Tamil Nadu Chief Minister Edappadi K. Palaniswami on Wednesday (June 5) tweeted urging Prime Minister Narendra Modi to include Tamil as an optional language for study in other states. But, he deleted the tweet after it triggered a controversy with several netizens questioning his ‘U-turn’ on the three language formula.
This comes days after the Centre revised a draft National Education Policy facing backlash from Tamil Nadu for allegedly trying to impose Hindi on non-Hindi-speaking states.
“Request Hon’ble PM @narendramodi ji to include Tamil as an optional language for study in other states. This will be a great service to one of the most ancient languages of the world,” the chief minister had tweeted on Wednesday (June 5) morning.
Request Hon'ble PM @narendramodi ji to include Tamil as an optional language for study in other states. This will be a great service to one of the most ancient languages of the world.
— Edappadi K Palaniswami (@EPSTamilNadu) June 5, 2019
However, this has now raised a question whether Palaniswami is supporting the three language policy, whereas the school education minister K.A. Sengottaiyan had earlier said that Tamil Nadu will continue to support the two language policy.
Reacting to the chief minister’s tweet, DMK organising secretary RS Bharathi has asked for a clarification on his stand on the three language formula. “Is he supporting Anna’s policy or the three language policy,” he questioned.
It was because of (former chief minister) CN Annadurai’s two language policy, youngsters of Tamil Nadu are now working in foreign countries, Bharathi said, adding that by accepting the three language formula, the chief minister is indirectly accepting the imposition of Hindi on Tamil Nadu.
Later in afternoon, the chief minister deleted his tweet after an uproar on the micro-blogging site and criticism from the opposition DMK.
A few days ago, the draft National Education Policy, compiled by an expert committee led by former ISRO chief K Kasturirangan, had triggered an uproar in the southern state for recommending the three language policy in schools.

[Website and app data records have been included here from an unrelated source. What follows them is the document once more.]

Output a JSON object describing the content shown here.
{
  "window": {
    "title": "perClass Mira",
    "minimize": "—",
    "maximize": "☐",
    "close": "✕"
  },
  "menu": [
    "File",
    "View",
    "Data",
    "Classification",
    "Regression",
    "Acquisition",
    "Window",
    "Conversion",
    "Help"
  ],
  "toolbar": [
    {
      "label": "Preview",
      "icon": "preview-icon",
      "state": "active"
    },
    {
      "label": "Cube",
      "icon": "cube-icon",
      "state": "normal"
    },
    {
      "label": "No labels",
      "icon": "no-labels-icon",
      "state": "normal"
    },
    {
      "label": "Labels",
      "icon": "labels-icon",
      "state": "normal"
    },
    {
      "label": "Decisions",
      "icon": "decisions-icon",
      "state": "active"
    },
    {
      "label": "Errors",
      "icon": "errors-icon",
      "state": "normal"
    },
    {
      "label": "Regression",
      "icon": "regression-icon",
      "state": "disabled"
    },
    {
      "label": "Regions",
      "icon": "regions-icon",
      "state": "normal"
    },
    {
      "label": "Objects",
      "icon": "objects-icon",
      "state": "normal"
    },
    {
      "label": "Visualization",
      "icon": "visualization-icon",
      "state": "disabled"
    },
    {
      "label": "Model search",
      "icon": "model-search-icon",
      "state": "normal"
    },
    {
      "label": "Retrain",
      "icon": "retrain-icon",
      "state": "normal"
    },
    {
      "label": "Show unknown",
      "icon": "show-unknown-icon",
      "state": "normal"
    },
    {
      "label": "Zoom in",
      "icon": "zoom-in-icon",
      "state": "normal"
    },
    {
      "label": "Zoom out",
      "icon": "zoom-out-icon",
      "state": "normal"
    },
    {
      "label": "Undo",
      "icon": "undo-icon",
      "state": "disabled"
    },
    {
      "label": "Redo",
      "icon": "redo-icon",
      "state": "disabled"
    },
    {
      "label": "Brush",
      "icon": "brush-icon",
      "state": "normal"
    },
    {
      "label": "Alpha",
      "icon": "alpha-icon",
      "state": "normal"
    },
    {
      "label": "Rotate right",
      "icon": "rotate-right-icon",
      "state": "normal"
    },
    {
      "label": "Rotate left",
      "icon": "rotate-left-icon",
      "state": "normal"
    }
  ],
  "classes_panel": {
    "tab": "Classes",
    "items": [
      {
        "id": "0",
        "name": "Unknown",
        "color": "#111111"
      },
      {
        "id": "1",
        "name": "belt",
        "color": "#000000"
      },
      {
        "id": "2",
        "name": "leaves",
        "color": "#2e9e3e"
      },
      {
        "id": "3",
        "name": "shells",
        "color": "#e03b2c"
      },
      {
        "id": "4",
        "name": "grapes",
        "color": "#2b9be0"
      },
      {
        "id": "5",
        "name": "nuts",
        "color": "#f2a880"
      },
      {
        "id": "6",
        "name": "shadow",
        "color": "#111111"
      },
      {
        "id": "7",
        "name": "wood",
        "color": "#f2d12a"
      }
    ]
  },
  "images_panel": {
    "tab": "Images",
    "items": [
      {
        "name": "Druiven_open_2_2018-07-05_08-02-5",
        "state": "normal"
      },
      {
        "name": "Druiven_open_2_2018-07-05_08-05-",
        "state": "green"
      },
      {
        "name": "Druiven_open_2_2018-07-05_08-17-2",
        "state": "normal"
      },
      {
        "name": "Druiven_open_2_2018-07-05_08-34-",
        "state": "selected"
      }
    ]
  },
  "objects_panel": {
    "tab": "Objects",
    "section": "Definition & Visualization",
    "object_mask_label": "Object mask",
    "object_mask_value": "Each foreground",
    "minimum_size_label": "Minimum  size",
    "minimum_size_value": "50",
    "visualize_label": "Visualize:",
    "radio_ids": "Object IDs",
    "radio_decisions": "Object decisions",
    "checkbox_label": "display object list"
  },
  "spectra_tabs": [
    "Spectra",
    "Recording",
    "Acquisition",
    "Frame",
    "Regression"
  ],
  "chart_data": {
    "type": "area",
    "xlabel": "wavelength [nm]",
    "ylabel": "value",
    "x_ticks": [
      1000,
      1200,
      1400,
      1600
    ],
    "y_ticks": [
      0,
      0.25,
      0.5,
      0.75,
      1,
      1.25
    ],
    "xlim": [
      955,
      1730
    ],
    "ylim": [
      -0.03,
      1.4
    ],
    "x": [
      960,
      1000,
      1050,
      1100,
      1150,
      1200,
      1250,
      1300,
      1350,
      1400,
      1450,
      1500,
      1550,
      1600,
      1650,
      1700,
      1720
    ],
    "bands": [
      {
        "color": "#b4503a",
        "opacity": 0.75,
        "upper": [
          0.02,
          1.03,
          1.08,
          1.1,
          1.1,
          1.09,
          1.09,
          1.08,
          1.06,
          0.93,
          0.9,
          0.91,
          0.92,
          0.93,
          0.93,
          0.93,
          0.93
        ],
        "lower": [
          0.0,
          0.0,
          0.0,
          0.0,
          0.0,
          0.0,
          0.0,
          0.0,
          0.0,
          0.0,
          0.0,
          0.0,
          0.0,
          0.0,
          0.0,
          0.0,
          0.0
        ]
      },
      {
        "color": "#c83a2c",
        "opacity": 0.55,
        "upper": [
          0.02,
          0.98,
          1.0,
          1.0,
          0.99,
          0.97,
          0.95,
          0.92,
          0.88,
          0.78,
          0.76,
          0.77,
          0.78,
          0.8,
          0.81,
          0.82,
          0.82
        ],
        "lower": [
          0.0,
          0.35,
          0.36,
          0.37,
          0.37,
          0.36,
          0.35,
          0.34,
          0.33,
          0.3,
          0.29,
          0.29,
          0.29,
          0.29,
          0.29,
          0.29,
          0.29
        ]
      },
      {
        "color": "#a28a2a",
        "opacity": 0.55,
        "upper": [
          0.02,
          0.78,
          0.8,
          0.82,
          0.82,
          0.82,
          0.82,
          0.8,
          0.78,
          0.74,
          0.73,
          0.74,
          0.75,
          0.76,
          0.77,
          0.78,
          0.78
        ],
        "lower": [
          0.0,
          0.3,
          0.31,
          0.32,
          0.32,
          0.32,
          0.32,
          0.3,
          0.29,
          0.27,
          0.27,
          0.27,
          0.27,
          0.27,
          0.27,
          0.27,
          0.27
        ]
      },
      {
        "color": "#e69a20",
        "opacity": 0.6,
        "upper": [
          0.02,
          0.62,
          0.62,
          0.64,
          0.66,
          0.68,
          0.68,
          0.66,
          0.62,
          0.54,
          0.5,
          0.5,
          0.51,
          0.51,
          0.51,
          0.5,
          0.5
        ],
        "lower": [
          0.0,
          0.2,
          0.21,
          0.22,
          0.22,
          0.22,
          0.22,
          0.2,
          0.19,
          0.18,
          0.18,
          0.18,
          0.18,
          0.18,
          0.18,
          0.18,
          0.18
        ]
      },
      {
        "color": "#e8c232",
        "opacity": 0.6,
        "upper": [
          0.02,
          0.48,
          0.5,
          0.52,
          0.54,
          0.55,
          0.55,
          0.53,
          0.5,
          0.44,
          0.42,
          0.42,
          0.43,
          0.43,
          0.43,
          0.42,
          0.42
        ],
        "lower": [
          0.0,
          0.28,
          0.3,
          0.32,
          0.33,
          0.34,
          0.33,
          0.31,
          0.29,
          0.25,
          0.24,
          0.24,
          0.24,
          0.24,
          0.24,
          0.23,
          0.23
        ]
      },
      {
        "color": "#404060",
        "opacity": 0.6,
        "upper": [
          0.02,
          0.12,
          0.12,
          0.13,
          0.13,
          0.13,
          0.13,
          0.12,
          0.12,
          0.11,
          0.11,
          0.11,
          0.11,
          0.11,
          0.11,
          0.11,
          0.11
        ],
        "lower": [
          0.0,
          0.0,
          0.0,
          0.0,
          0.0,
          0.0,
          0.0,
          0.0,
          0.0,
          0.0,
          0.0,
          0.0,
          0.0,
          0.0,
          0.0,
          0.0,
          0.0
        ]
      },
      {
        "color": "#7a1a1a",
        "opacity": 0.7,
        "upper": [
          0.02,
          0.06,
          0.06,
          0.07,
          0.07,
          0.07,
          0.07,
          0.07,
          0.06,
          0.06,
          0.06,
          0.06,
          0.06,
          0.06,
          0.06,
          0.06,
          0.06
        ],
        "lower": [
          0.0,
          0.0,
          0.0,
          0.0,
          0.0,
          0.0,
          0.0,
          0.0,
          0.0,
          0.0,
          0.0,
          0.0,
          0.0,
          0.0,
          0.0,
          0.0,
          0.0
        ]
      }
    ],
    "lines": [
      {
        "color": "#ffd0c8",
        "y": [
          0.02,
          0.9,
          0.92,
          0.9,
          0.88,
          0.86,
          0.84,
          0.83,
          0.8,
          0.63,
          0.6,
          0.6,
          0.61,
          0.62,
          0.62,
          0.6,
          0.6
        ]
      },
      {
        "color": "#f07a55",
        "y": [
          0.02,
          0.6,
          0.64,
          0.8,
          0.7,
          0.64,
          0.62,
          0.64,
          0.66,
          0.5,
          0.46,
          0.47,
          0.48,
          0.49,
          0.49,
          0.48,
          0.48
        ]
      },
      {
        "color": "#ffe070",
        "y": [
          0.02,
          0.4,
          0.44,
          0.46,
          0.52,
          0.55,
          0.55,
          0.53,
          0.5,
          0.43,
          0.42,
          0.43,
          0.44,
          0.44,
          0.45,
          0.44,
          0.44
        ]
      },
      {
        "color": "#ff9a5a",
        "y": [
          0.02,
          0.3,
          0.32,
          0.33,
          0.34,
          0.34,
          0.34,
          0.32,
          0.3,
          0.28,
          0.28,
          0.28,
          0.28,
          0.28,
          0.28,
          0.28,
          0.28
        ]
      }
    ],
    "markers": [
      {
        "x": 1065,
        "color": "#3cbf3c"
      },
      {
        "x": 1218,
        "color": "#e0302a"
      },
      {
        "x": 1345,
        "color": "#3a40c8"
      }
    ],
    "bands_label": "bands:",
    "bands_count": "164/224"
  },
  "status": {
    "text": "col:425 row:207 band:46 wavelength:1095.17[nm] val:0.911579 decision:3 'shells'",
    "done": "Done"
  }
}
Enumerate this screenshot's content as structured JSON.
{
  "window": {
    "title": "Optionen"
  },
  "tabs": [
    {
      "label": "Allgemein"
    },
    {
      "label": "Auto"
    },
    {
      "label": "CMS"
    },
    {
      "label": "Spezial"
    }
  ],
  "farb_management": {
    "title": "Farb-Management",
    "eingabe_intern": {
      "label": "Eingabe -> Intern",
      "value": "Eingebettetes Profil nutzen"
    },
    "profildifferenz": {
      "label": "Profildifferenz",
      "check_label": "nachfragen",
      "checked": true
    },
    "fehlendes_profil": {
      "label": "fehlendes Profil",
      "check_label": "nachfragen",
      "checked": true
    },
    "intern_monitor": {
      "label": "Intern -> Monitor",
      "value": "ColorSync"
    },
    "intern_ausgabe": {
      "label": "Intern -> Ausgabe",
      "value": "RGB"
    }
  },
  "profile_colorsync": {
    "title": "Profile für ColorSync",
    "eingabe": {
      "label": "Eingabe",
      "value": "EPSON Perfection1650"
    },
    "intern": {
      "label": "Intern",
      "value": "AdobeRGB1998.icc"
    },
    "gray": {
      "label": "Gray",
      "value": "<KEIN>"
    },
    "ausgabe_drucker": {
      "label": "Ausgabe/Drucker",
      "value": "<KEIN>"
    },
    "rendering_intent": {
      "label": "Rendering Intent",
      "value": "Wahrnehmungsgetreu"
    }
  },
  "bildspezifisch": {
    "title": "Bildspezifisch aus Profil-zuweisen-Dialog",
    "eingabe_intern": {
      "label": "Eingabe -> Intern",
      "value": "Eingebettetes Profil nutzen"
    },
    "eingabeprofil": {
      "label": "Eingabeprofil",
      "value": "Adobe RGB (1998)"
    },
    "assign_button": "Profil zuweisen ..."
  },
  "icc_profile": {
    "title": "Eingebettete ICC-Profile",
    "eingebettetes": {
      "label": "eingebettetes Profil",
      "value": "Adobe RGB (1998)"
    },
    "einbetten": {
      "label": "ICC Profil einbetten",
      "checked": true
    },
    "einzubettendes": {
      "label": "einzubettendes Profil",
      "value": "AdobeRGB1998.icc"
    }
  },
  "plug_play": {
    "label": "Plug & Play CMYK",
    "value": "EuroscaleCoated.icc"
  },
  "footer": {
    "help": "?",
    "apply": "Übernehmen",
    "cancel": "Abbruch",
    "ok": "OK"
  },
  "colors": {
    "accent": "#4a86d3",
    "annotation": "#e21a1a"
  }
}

Several politicians from across parties had opposed the recommendation, labelling it as a desperate attempt to impose Hindi on the non-Hindi-speaking states. This ultimately led to the revising of the three language formula.